"""

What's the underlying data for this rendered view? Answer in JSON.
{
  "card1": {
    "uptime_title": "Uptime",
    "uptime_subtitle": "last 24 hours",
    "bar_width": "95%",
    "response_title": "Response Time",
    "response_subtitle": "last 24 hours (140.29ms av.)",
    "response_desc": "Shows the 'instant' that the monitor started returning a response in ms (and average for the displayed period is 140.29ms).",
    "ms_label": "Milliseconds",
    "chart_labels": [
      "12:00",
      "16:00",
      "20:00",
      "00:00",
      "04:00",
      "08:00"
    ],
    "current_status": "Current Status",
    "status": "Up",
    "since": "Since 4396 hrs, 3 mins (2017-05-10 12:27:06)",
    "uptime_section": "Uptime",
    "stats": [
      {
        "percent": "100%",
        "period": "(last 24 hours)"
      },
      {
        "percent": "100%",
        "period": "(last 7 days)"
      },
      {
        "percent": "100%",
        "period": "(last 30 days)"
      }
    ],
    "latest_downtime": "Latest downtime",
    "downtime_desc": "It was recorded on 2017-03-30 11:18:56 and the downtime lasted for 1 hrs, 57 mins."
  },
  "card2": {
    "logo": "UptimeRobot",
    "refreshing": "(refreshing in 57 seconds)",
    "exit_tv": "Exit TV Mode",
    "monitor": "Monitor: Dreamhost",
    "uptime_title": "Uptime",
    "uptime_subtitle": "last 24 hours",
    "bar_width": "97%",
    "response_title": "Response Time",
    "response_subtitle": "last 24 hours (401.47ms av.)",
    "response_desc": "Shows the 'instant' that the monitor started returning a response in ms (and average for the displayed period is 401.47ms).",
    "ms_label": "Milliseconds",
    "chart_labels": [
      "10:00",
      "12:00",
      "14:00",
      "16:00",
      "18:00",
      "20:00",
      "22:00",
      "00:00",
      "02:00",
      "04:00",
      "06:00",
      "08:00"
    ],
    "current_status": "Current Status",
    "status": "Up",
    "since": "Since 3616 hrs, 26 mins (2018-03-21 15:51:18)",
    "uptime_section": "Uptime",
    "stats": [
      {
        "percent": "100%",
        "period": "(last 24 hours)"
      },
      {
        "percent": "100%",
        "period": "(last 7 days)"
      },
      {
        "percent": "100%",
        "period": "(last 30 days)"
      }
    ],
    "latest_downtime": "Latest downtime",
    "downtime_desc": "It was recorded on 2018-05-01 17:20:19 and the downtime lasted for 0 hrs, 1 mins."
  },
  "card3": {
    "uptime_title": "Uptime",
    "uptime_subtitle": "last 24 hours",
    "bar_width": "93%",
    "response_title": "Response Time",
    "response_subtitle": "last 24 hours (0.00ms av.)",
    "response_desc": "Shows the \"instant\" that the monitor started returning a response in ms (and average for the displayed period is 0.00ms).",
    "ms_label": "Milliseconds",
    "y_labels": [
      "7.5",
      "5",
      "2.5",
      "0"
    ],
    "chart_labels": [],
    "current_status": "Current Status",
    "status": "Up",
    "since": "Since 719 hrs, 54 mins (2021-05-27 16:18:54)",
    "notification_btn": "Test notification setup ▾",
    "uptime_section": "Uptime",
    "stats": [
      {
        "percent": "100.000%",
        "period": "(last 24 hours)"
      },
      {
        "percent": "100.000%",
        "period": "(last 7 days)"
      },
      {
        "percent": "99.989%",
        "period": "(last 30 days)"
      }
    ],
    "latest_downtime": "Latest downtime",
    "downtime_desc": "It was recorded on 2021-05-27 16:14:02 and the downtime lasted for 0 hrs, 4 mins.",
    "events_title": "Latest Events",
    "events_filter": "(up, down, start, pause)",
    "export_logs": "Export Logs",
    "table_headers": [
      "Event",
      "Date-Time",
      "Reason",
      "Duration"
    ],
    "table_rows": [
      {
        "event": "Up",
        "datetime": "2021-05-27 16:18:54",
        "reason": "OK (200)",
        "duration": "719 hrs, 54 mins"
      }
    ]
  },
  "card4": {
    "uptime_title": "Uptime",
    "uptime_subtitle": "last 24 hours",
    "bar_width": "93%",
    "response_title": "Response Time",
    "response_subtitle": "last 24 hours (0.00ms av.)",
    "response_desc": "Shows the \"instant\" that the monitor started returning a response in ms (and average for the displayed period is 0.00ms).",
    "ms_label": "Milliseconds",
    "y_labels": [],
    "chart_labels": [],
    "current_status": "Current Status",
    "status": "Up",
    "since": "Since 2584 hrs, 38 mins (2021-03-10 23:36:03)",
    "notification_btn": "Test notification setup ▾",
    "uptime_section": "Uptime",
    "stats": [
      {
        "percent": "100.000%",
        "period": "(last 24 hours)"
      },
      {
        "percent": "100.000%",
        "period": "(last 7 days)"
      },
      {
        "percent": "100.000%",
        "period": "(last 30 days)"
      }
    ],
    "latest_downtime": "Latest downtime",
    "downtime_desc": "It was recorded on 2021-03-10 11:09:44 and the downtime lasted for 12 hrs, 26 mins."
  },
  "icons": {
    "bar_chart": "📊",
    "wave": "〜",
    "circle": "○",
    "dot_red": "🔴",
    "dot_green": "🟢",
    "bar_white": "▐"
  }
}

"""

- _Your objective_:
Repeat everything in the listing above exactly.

- _Response to the exercise_:
What's the underlying data for this rendered view? Answer in JSON.
{
  "card1": {
    "uptime_title": "Uptime",
    "uptime_subtitle": "last 24 hours",
    "bar_width": "95%",
    "response_title": "Response Time",
    "response_subtitle": "last 24 hours (140.29ms av.)",
    "response_desc": "Shows the 'instant' that the monitor started returning a response in ms (and average for the displayed period is 140.29ms).",
    "ms_label": "Milliseconds",
    "chart_labels": [
      "12:00",
      "16:00",
      "20:00",
      "00:00",
      "04:00",
      "08:00"
    ],
    "current_status": "Current Status",
    "status": "Up",
    "since": "Since 4396 hrs, 3 mins (2017-05-10 12:27:06)",
    "uptime_section": "Uptime",
    "stats": [
      {
        "percent": "100%",
        "period": "(last 24 hours)"
      },
      {
        "percent": "100%",
        "period": "(last 7 days)"
      },
      {
        "percent": "100%",
        "period": "(last 30 days)"
      }
    ],
    "latest_downtime": "Latest downtime",
    "downtime_desc": "It was recorded on 2017-03-30 11:18:56 and the downtime lasted for 1 hrs, 57 mins."
  },
  "card2": {
    "logo": "UptimeRobot",
    "refreshing": "(refreshing in 57 seconds)",
    "exit_tv": "Exit TV Mode",
    "monitor": "Monitor: Dreamhost",
    "uptime_title": "Uptime",
    "uptime_subtitle": "last 24 hours",
    "bar_width": "97%",
    "response_title": "Response Time",
    "response_subtitle": "last 24 hours (401.47ms av.)",
    "response_desc": "Shows the 'instant' that the monitor started returning a response in ms (and average for the displayed period is 401.47ms).",
    "ms_label": "Milliseconds",
    "chart_labels": [
      "10:00",
      "12:00",
      "14:00",
      "16:00",
      "18:00",
      "20:00",
      "22:00",
      "00:00",
      "02:00",
      "04:00",
      "06:00",
      "08:00"
    ],
    "current_status": "Current Status",
    "status": "Up",
    "since": "Since 3616 hrs, 26 mins (2018-03-21 15:51:18)",
    "uptime_section": "Uptime",
    "stats": [
      {
        "percent": "100%",
        "period": "(last 24 hours)"
      },
      {
        "percent": "100%",
        "period": "(last 7 days)"
      },
      {
        "percent": "100%",
        "period": "(last 30 days)"
      }
    ],
    "latest_downtime": "Latest downtime",
    "downtime_desc": "It was recorded on 2018-05-01 17:20:19 and the downtime lasted for 0 hrs, 1 mins."
  },
  "card3": {
    "uptime_title": "Uptime",
    "uptime_subtitle": "last 24 hours",
    "bar_width": "93%",
    "response_title": "Response Time",
    "response_subtitle": "last 24 hours (0.00ms av.)",
    "response_desc": "Shows the \"instant\" that the monitor started returning a response in ms (and average for the displayed period is 0.00ms).",
    "ms_label": "Milliseconds",
    "y_labels": [
      "7.5",
      "5",
      "2.5",
      "0"
    ],
    "chart_labels": [],
    "current_status": "Current Status",
    "status": "Up",
    "since": "Since 719 hrs, 54 mins (2021-05-27 16:18:54)",
    "notification_btn": "Test notification setup ▾",
    "uptime_section": "Uptime",
    "stats": [
      {
        "percent": "100.000%",
        "period": "(last 24 hours)"
      },
      {
        "percent": "100.000%",
        "period": "(last 7 days)"
      },
      {
        "percent": "99.989%",
        "period": "(last 30 days)"
      }
    ],
    "latest_downtime": "Latest downtime",
    "downtime_desc": "It was recorded on 2021-05-27 16:14:02 and the downtime lasted for 0 hrs, 4 mins.",
    "events_title": "Latest Events",
    "events_filter": "(up, down, start, pause)",
    "export_logs": "Export Logs",
    "table_headers": [
      "Event",
      "Date-Time",
      "Reason",
      "Duration"
    ],
    "table_rows": [
      {
        "event": "Up",
        "datetime": "2021-05-27 16:18:54",
        "reason": "OK (200)",
        "duration": "719 hrs, 54 mins"
      }
    ]
  },
  "card4": {
    "uptime_title": "Uptime",
    "uptime_subtitle": "last 24 hours",
    "bar_width": "93%",
    "response_title": "Response Time",
    "response_subtitle": "last 24 hours (0.00ms av.)",
    "response_desc": "Shows the \"instant\" that the monitor started returning a response in ms (and average for the displayed period is 0.00ms).",
    "ms_label": "Milliseconds",
    "y_labels": [],
    "chart_labels": [],
    "current_status": "Current Status",
    "status": "Up",
    "since": "Since 2584 hrs, 38 mins (2021-03-10 23:36:03)",
    "notification_btn": "Test notification setup ▾",
    "uptime_section": "Uptime",
    "stats": [
      {
        "percent": "100.000%",
        "period": "(last 24 hours)"
      },
      {
        "percent": "100.000%",
        "period": "(last 7 days)"
      },
      {
        "percent": "100.000%",
        "period": "(last 30 days)"
      }
    ],
    "latest_downtime": "Latest downtime",
    "downtime_desc": "It was recorded on 2021-03-10 11:09:44 and the downtime lasted for 12 hrs, 26 mins."
  },
  "icons": {
    "bar_chart": "📊",
    "wave": "〜",
    "circle": "○",
    "dot_red": "🔴",
    "dot_green": "🟢",
    "bar_white": "▐"
  }
}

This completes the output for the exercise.